- **Activity**
Could the data below be copied exactly, minus the pictures?

[Website and app data records]
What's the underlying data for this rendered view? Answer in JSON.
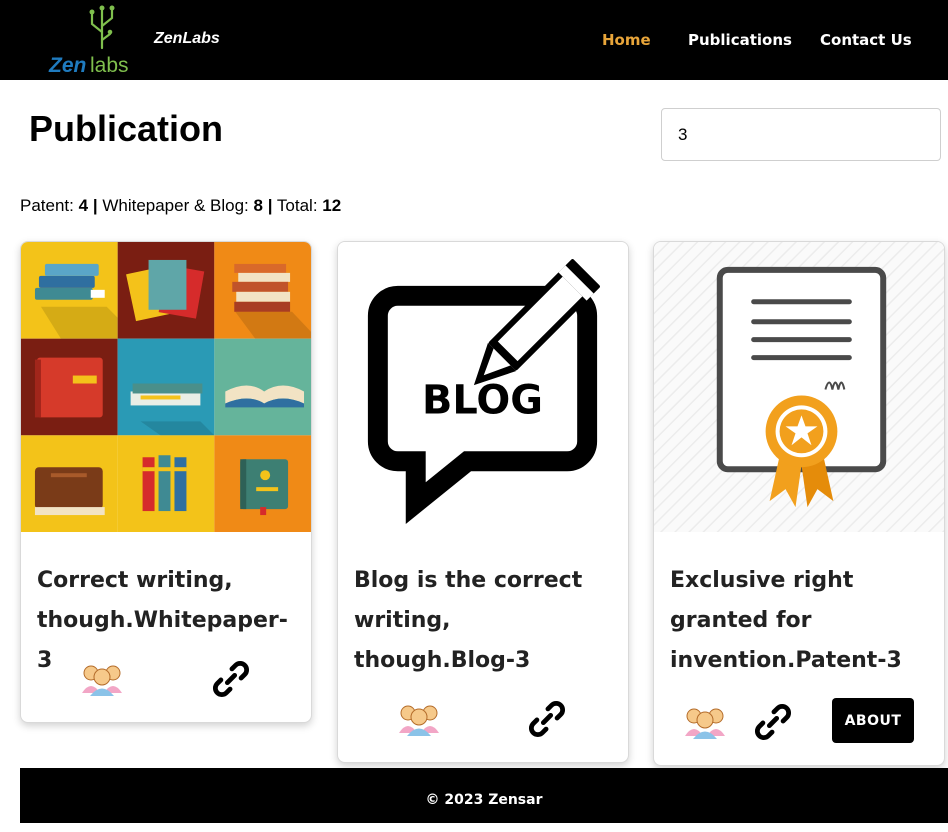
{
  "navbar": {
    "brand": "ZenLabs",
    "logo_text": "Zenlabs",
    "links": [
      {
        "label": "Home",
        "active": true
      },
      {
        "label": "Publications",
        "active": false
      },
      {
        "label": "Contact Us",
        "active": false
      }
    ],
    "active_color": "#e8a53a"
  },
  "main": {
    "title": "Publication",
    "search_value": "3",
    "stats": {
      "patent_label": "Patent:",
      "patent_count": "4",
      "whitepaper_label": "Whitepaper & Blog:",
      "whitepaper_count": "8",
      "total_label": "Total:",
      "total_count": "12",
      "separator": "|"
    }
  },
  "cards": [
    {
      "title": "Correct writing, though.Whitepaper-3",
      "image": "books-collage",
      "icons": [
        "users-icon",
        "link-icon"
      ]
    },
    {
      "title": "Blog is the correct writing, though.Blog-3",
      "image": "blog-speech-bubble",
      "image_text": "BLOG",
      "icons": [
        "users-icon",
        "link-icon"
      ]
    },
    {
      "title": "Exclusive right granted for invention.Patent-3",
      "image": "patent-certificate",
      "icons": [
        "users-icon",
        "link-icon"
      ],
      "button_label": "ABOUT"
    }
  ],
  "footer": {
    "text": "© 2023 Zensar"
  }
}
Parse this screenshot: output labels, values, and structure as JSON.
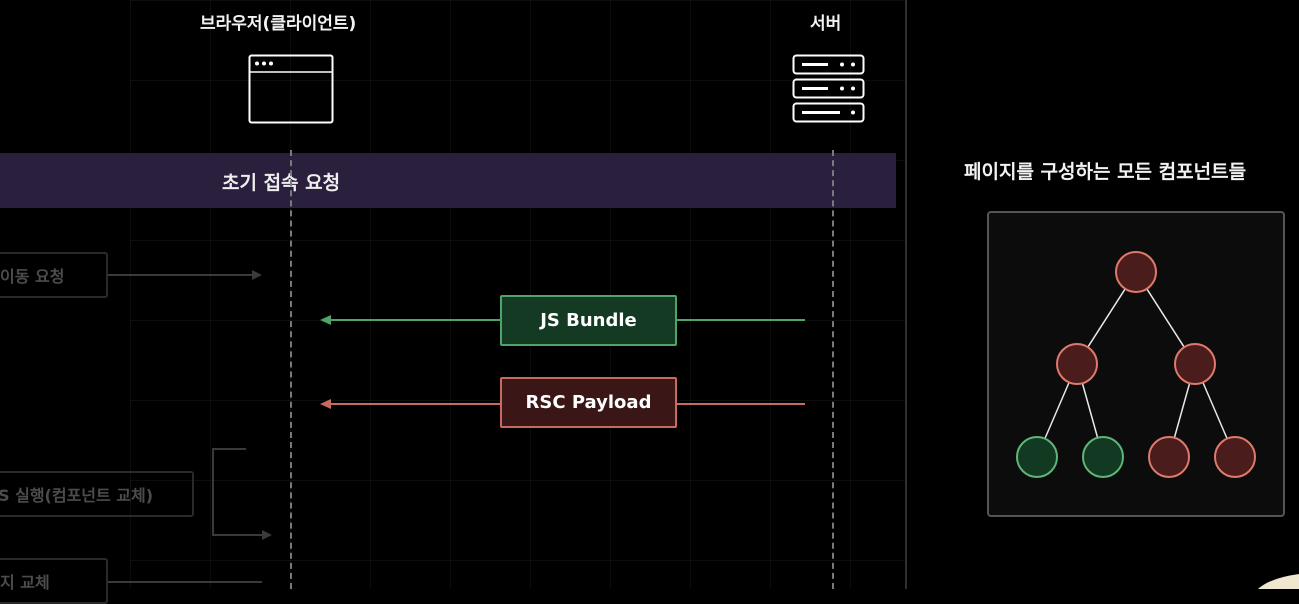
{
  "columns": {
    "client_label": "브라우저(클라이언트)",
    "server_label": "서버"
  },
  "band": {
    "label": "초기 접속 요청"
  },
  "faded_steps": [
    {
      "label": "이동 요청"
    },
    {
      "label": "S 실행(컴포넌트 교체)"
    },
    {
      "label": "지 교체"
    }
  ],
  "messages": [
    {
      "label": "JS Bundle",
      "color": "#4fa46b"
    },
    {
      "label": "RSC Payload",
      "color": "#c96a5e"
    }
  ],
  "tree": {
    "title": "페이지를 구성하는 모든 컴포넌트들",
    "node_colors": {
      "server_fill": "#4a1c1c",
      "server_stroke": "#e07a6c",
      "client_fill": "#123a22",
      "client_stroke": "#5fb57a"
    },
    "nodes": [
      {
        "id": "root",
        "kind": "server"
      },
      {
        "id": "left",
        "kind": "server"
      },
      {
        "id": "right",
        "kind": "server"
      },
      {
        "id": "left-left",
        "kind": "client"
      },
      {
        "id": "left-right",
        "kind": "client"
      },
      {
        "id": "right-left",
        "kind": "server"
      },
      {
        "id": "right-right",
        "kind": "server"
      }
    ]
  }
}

- **Answer to the exercise**
What's the underlying data for this rendered view? Answer in JSON.
{
  "navbar": {
    "brand": "ZenLabs",
    "logo_text": "Zenlabs",
    "links": [
      {
        "label": "Home",
        "active": true
      },
      {
        "label": "Publications",
        "active": false
      },
      {
        "label": "Contact Us",
        "active": false
      }
    ],
    "active_color": "#e8a53a"
  },
  "main": {
    "title": "Publication",
    "search_value": "3",
    "stats": {
      "patent_label": "Patent:",
      "patent_count": "4",
      "whitepaper_label": "Whitepaper & Blog:",
      "whitepaper_count": "8",
      "total_label": "Total:",
      "total_count": "12",
      "separator": "|"
    }
  },
  "cards": [
    {
      "title": "Correct writing, though.Whitepaper-3",
      "image": "books-collage",
      "icons": [
        "users-icon",
        "link-icon"
      ]
    },
    {
      "title": "Blog is the correct writing, though.Blog-3",
      "image": "blog-speech-bubble",
      "image_text": "BLOG",
      "icons": [
        "users-icon",
        "link-icon"
      ]
    },
    {
      "title": "Exclusive right granted for invention.Patent-3",
      "image": "patent-certificate",
      "icons": [
        "users-icon",
        "link-icon"
      ],
      "button_label": "ABOUT"
    }
  ],
  "footer": {
    "text": "© 2023 Zensar"
  }
}
Parse this screenshot: output labels, values, and structure as JSON.
{
  "columns": {
    "client_label": "브라우저(클라이언트)",
    "server_label": "서버"
  },
  "band": {
    "label": "초기 접속 요청"
  },
  "faded_steps": [
    {
      "label": "이동 요청"
    },
    {
      "label": "S 실행(컴포넌트 교체)"
    },
    {
      "label": "지 교체"
    }
  ],
  "messages": [
    {
      "label": "JS Bundle",
      "color": "#4fa46b"
    },
    {
      "label": "RSC Payload",
      "color": "#c96a5e"
    }
  ],
  "tree": {
    "title": "페이지를 구성하는 모든 컴포넌트들",
    "node_colors": {
      "server_fill": "#4a1c1c",
      "server_stroke": "#e07a6c",
      "client_fill": "#123a22",
      "client_stroke": "#5fb57a"
    },
    "nodes": [
      {
        "id": "root",
        "kind": "server"
      },
      {
        "id": "left",
        "kind": "server"
      },
      {
        "id": "right",
        "kind": "server"
      },
      {
        "id": "left-left",
        "kind": "client"
      },
      {
        "id": "left-right",
        "kind": "client"
      },
      {
        "id": "right-left",
        "kind": "server"
      },
      {
        "id": "right-right",
        "kind": "server"
      }
    ]
  }
}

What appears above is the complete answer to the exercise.